> Exercise goal: In how many lines of the listing does the word "after" appear? Reply with the number only.
........
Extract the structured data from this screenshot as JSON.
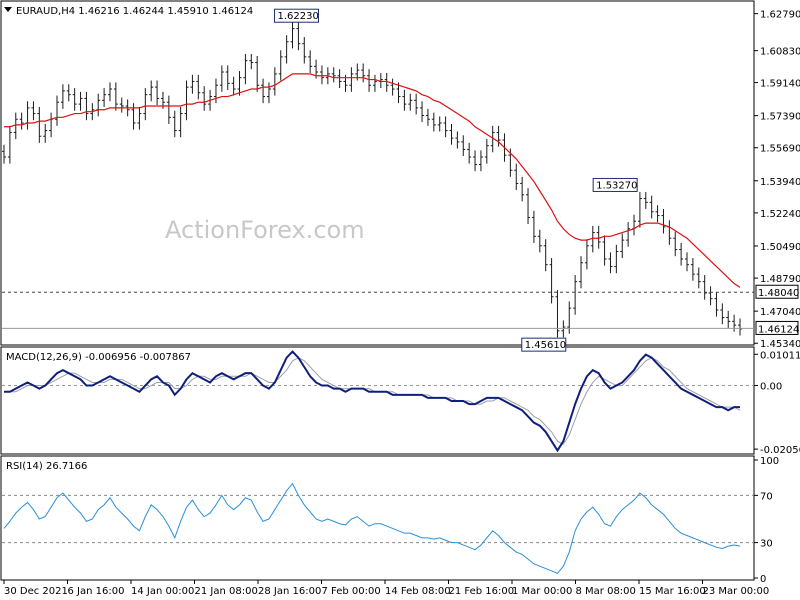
{
  "chart_data": [
    {
      "type": "candlestick",
      "header": "EURAUD,H4  1.46216 1.46244 1.45910 1.46124",
      "symbol": "EURAUD",
      "timeframe": "H4",
      "last_ohlc": {
        "open": 1.46216,
        "high": 1.46244,
        "low": 1.4591,
        "close": 1.46124
      },
      "watermark": "ActionForex.com",
      "ylim": [
        1.453,
        1.633
      ],
      "y_ticks": [
        "1.62790",
        "1.60830",
        "1.59140",
        "1.57390",
        "1.55690",
        "1.53940",
        "1.52240",
        "1.50490",
        "1.48790",
        "1.47040",
        "1.45340"
      ],
      "price_tags": [
        {
          "label": "1.48040",
          "value": 1.4804,
          "style": "dashed"
        },
        {
          "label": "1.46124",
          "value": 1.46124,
          "style": "solid"
        }
      ],
      "annotations": [
        {
          "label": "1.62230",
          "value": 1.6223,
          "x_fraction": 0.43
        },
        {
          "label": "1.53270",
          "value": 1.5327,
          "x_fraction": 0.863
        },
        {
          "label": "1.45610",
          "value": 1.4561,
          "x_fraction": 0.766
        }
      ],
      "close_series": [
        1.552,
        1.565,
        1.572,
        1.57,
        1.578,
        1.575,
        1.563,
        1.566,
        1.572,
        1.581,
        1.587,
        1.585,
        1.58,
        1.583,
        1.575,
        1.577,
        1.582,
        1.585,
        1.588,
        1.58,
        1.579,
        1.577,
        1.57,
        1.575,
        1.585,
        1.589,
        1.583,
        1.581,
        1.573,
        1.566,
        1.575,
        1.589,
        1.592,
        1.586,
        1.58,
        1.584,
        1.59,
        1.597,
        1.591,
        1.588,
        1.594,
        1.603,
        1.602,
        1.59,
        1.584,
        1.588,
        1.596,
        1.605,
        1.613,
        1.62,
        1.612,
        1.605,
        1.6,
        1.597,
        1.594,
        1.596,
        1.595,
        1.592,
        1.59,
        1.596,
        1.598,
        1.595,
        1.59,
        1.592,
        1.593,
        1.59,
        1.588,
        1.584,
        1.58,
        1.582,
        1.578,
        1.574,
        1.572,
        1.569,
        1.57,
        1.566,
        1.562,
        1.56,
        1.556,
        1.552,
        1.548,
        1.552,
        1.558,
        1.565,
        1.561,
        1.553,
        1.545,
        1.538,
        1.532,
        1.52,
        1.51,
        1.505,
        1.495,
        1.478,
        1.46,
        1.462,
        1.472,
        1.486,
        1.496,
        1.505,
        1.512,
        1.507,
        1.498,
        1.494,
        1.502,
        1.508,
        1.514,
        1.518,
        1.53,
        1.528,
        1.523,
        1.521,
        1.515,
        1.509,
        1.503,
        1.498,
        1.495,
        1.49,
        1.486,
        1.48,
        1.477,
        1.471,
        1.467,
        1.465,
        1.463,
        1.461
      ],
      "ma_series": [
        1.568,
        1.568,
        1.569,
        1.569,
        1.57,
        1.57,
        1.571,
        1.571,
        1.572,
        1.573,
        1.573,
        1.574,
        1.575,
        1.575,
        1.576,
        1.576,
        1.577,
        1.577,
        1.578,
        1.578,
        1.578,
        1.578,
        1.578,
        1.578,
        1.579,
        1.579,
        1.579,
        1.579,
        1.579,
        1.579,
        1.579,
        1.58,
        1.58,
        1.581,
        1.581,
        1.582,
        1.583,
        1.584,
        1.584,
        1.585,
        1.586,
        1.587,
        1.588,
        1.588,
        1.589,
        1.589,
        1.59,
        1.592,
        1.594,
        1.596,
        1.596,
        1.596,
        1.596,
        1.595,
        1.595,
        1.595,
        1.594,
        1.594,
        1.594,
        1.594,
        1.594,
        1.594,
        1.593,
        1.593,
        1.592,
        1.592,
        1.591,
        1.59,
        1.589,
        1.588,
        1.587,
        1.585,
        1.584,
        1.582,
        1.581,
        1.579,
        1.577,
        1.575,
        1.573,
        1.571,
        1.568,
        1.566,
        1.564,
        1.562,
        1.56,
        1.557,
        1.554,
        1.551,
        1.547,
        1.543,
        1.539,
        1.534,
        1.529,
        1.524,
        1.518,
        1.514,
        1.511,
        1.509,
        1.508,
        1.508,
        1.509,
        1.509,
        1.51,
        1.51,
        1.511,
        1.512,
        1.513,
        1.514,
        1.516,
        1.517,
        1.517,
        1.517,
        1.516,
        1.515,
        1.513,
        1.511,
        1.509,
        1.506,
        1.503,
        1.5,
        1.497,
        1.494,
        1.491,
        1.488,
        1.485,
        1.483
      ],
      "x_tick_labels": [
        "30 Dec 2021",
        "6 Jan 16:00",
        "14 Jan 00:00",
        "21 Jan 08:00",
        "28 Jan 16:00",
        "7 Feb 00:00",
        "14 Feb 08:00",
        "21 Feb 16:00",
        "1 Mar 00:00",
        "8 Mar 08:00",
        "15 Mar 16:00",
        "23 Mar 00:00"
      ],
      "grid": false
    },
    {
      "type": "line",
      "header": "MACD(12,26,9) -0.006956 -0.007867",
      "name": "MACD(12,26,9)",
      "last_values": [
        -0.006956,
        -0.007867
      ],
      "y_ticks": [
        "0.010113",
        "0.00",
        "-0.020561"
      ],
      "ylim": [
        -0.0215,
        0.0115
      ],
      "macd_series": [
        -0.002,
        -0.002,
        -0.001,
        0.0,
        0.001,
        0.0,
        -0.001,
        0.0,
        0.002,
        0.004,
        0.005,
        0.004,
        0.003,
        0.002,
        0.0,
        0.0,
        0.001,
        0.002,
        0.003,
        0.002,
        0.001,
        0.0,
        -0.001,
        -0.002,
        0.0,
        0.002,
        0.003,
        0.001,
        0.0,
        -0.003,
        -0.001,
        0.002,
        0.004,
        0.003,
        0.002,
        0.001,
        0.003,
        0.004,
        0.003,
        0.002,
        0.003,
        0.004,
        0.004,
        0.002,
        0.0,
        -0.001,
        0.001,
        0.005,
        0.009,
        0.011,
        0.009,
        0.006,
        0.003,
        0.001,
        0.0,
        0.0,
        -0.001,
        -0.001,
        -0.002,
        -0.001,
        -0.001,
        -0.001,
        -0.002,
        -0.002,
        -0.002,
        -0.002,
        -0.003,
        -0.003,
        -0.003,
        -0.003,
        -0.003,
        -0.003,
        -0.004,
        -0.004,
        -0.004,
        -0.004,
        -0.005,
        -0.005,
        -0.005,
        -0.006,
        -0.006,
        -0.005,
        -0.004,
        -0.004,
        -0.004,
        -0.005,
        -0.006,
        -0.007,
        -0.008,
        -0.01,
        -0.012,
        -0.013,
        -0.015,
        -0.018,
        -0.021,
        -0.018,
        -0.012,
        -0.006,
        -0.001,
        0.003,
        0.005,
        0.004,
        0.001,
        -0.001,
        0.0,
        0.001,
        0.003,
        0.005,
        0.008,
        0.01,
        0.009,
        0.007,
        0.005,
        0.003,
        0.001,
        -0.001,
        -0.002,
        -0.003,
        -0.004,
        -0.005,
        -0.006,
        -0.007,
        -0.007,
        -0.008,
        -0.007,
        -0.007
      ],
      "signal_series": [
        -0.002,
        -0.002,
        -0.002,
        -0.001,
        0.0,
        0.0,
        0.0,
        0.0,
        0.001,
        0.002,
        0.003,
        0.004,
        0.004,
        0.003,
        0.002,
        0.001,
        0.001,
        0.001,
        0.002,
        0.002,
        0.002,
        0.001,
        0.0,
        -0.001,
        -0.001,
        0.0,
        0.001,
        0.001,
        0.001,
        -0.001,
        -0.001,
        0.0,
        0.002,
        0.003,
        0.003,
        0.002,
        0.002,
        0.003,
        0.003,
        0.003,
        0.003,
        0.003,
        0.004,
        0.003,
        0.002,
        0.001,
        0.001,
        0.003,
        0.005,
        0.008,
        0.009,
        0.008,
        0.006,
        0.004,
        0.002,
        0.001,
        0.0,
        -0.001,
        -0.001,
        -0.001,
        -0.001,
        -0.001,
        -0.001,
        -0.002,
        -0.002,
        -0.002,
        -0.002,
        -0.003,
        -0.003,
        -0.003,
        -0.003,
        -0.003,
        -0.003,
        -0.004,
        -0.004,
        -0.004,
        -0.004,
        -0.005,
        -0.005,
        -0.005,
        -0.006,
        -0.006,
        -0.005,
        -0.005,
        -0.004,
        -0.004,
        -0.005,
        -0.006,
        -0.007,
        -0.008,
        -0.01,
        -0.011,
        -0.013,
        -0.015,
        -0.018,
        -0.019,
        -0.016,
        -0.011,
        -0.006,
        -0.002,
        0.001,
        0.003,
        0.002,
        0.001,
        0.0,
        0.0,
        0.002,
        0.004,
        0.006,
        0.008,
        0.009,
        0.008,
        0.006,
        0.005,
        0.003,
        0.001,
        -0.001,
        -0.002,
        -0.003,
        -0.004,
        -0.005,
        -0.006,
        -0.007,
        -0.007,
        -0.007,
        -0.008
      ]
    },
    {
      "type": "line",
      "header": "RSI(14) 26.7166",
      "name": "RSI(14)",
      "last_value": 26.7166,
      "y_ticks": [
        "100",
        "70",
        "30",
        "0"
      ],
      "ylim": [
        0,
        100
      ],
      "levels": [
        70,
        30
      ],
      "rsi_series": [
        42,
        48,
        55,
        60,
        64,
        58,
        50,
        52,
        60,
        68,
        72,
        66,
        60,
        55,
        48,
        50,
        58,
        62,
        68,
        60,
        55,
        50,
        44,
        40,
        52,
        62,
        58,
        52,
        44,
        34,
        48,
        60,
        66,
        58,
        52,
        55,
        62,
        70,
        62,
        58,
        62,
        68,
        66,
        56,
        48,
        50,
        58,
        66,
        74,
        80,
        70,
        62,
        56,
        50,
        48,
        50,
        48,
        46,
        45,
        50,
        52,
        48,
        44,
        46,
        46,
        44,
        42,
        40,
        38,
        38,
        36,
        34,
        34,
        33,
        34,
        32,
        30,
        30,
        28,
        26,
        24,
        28,
        34,
        40,
        36,
        30,
        26,
        22,
        20,
        16,
        12,
        10,
        8,
        6,
        4,
        10,
        22,
        40,
        50,
        56,
        60,
        54,
        46,
        44,
        52,
        58,
        62,
        66,
        72,
        68,
        62,
        58,
        54,
        48,
        42,
        38,
        36,
        34,
        32,
        30,
        28,
        26,
        25,
        27,
        28,
        27
      ],
      "x_tick_labels": [
        "30 Dec 2021",
        "6 Jan 16:00",
        "14 Jan 00:00",
        "21 Jan 08:00",
        "28 Jan 16:00",
        "7 Feb 00:00",
        "14 Feb 08:00",
        "21 Feb 16:00",
        "1 Mar 00:00",
        "8 Mar 08:00",
        "15 Mar 16:00",
        "23 Mar 00:00"
      ]
    }
  ],
  "colors": {
    "candle": "#1a1a1a",
    "ma": "#dd1111",
    "macd": "#10207a",
    "signal": "#9aa0a8",
    "rsi": "#2a8fd8",
    "level": "#888888",
    "watermark": "#c8c8c8"
  }
}
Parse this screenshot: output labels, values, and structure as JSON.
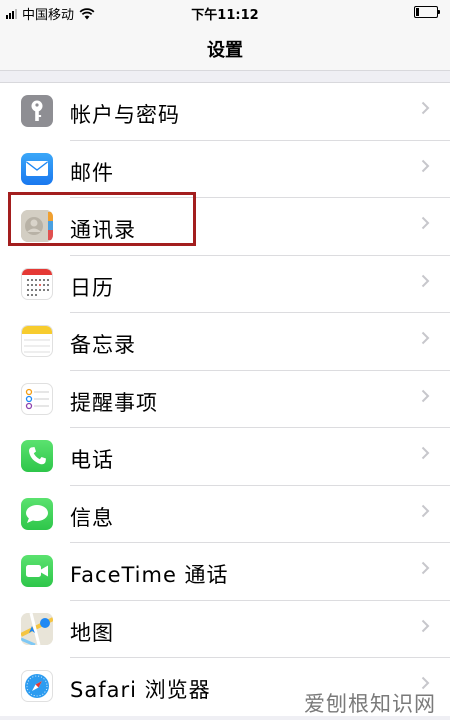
{
  "status_bar": {
    "carrier": "中国移动",
    "time": "下午11:12"
  },
  "nav": {
    "title": "设置"
  },
  "rows": [
    {
      "label": "帐户与密码",
      "icon": "key-icon",
      "color": "#8e8e93"
    },
    {
      "label": "邮件",
      "icon": "mail-icon",
      "color": "#1e88f4"
    },
    {
      "label": "通讯录",
      "icon": "contacts-icon",
      "color": "#c9c4b8"
    },
    {
      "label": "日历",
      "icon": "calendar-icon",
      "color": "#ffffff"
    },
    {
      "label": "备忘录",
      "icon": "notes-icon",
      "color": "#ffffff"
    },
    {
      "label": "提醒事项",
      "icon": "reminders-icon",
      "color": "#ffffff"
    },
    {
      "label": "电话",
      "icon": "phone-icon",
      "color": "#34c759"
    },
    {
      "label": "信息",
      "icon": "messages-icon",
      "color": "#34c759"
    },
    {
      "label": "FaceTime 通话",
      "icon": "facetime-icon",
      "color": "#34c759"
    },
    {
      "label": "地图",
      "icon": "maps-icon",
      "color": "#e8e4d8"
    },
    {
      "label": "Safari 浏览器",
      "icon": "safari-icon",
      "color": "#ffffff"
    }
  ],
  "highlight_color": "#a31e1e",
  "watermark": "爱刨根知识网"
}
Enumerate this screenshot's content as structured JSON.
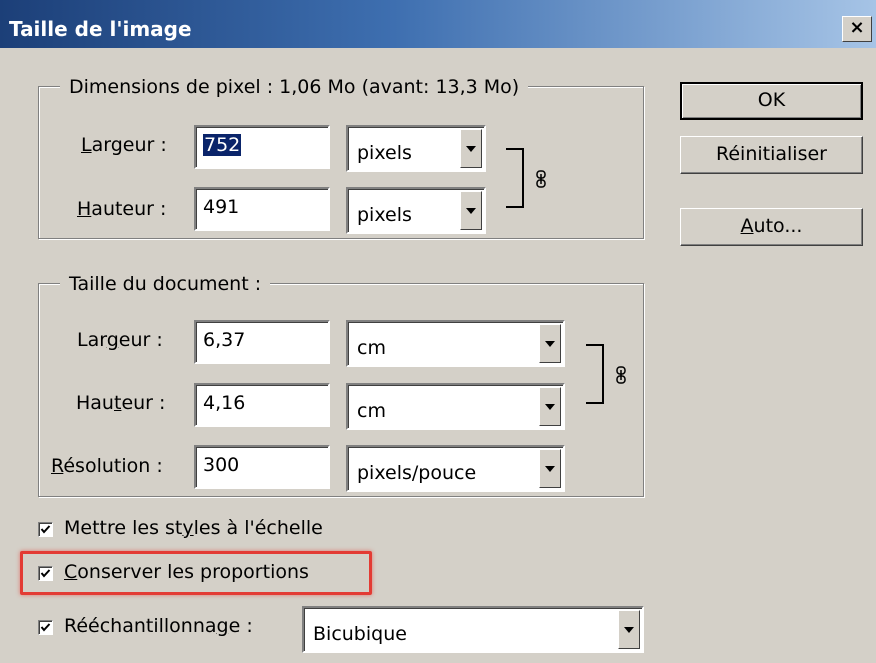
{
  "window": {
    "title": "Taille de l'image",
    "close_symbol": "×"
  },
  "pixel_dimensions": {
    "legend": "Dimensions de pixel : 1,06 Mo (avant: 13,3 Mo)",
    "width_label": {
      "before": "",
      "mnemonic": "L",
      "after": "argeur :"
    },
    "width_value": "752",
    "width_unit": "pixels",
    "height_label": {
      "before": "",
      "mnemonic": "H",
      "after": "auteur :"
    },
    "height_value": "491",
    "height_unit": "pixels"
  },
  "document_size": {
    "legend": "Taille du document :",
    "width_label": {
      "before": "Lar",
      "mnemonic": "g",
      "after": "eur :"
    },
    "width_value": "6,37",
    "width_unit": "cm",
    "height_label": {
      "before": "Hau",
      "mnemonic": "t",
      "after": "eur :"
    },
    "height_value": "4,16",
    "height_unit": "cm",
    "resolution_label": {
      "before": "",
      "mnemonic": "R",
      "after": "ésolution :"
    },
    "resolution_value": "300",
    "resolution_unit": "pixels/pouce"
  },
  "buttons": {
    "ok": "OK",
    "reset": "Réinitialiser",
    "auto": {
      "before": "",
      "mnemonic": "A",
      "after": "uto..."
    }
  },
  "options": {
    "scale_styles": {
      "before": "Mettre les st",
      "mnemonic": "y",
      "after": "les à l'échelle",
      "checked": true
    },
    "constrain": {
      "before": "",
      "mnemonic": "C",
      "after": "onserver les proportions",
      "checked": true
    },
    "resample": {
      "before": "Rééchantillonna",
      "mnemonic": "g",
      "after": "e :",
      "checked": true
    },
    "resample_method": "Bicubique"
  },
  "colors": {
    "highlight": "#e33b34",
    "titlebar": "#1c3f78",
    "dialog": "#d4d0c8"
  },
  "icons": {
    "link": "chain-link-icon",
    "dropdown": "chevron-down-icon",
    "check": "checkmark-icon"
  }
}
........
> Response for this exercise: 9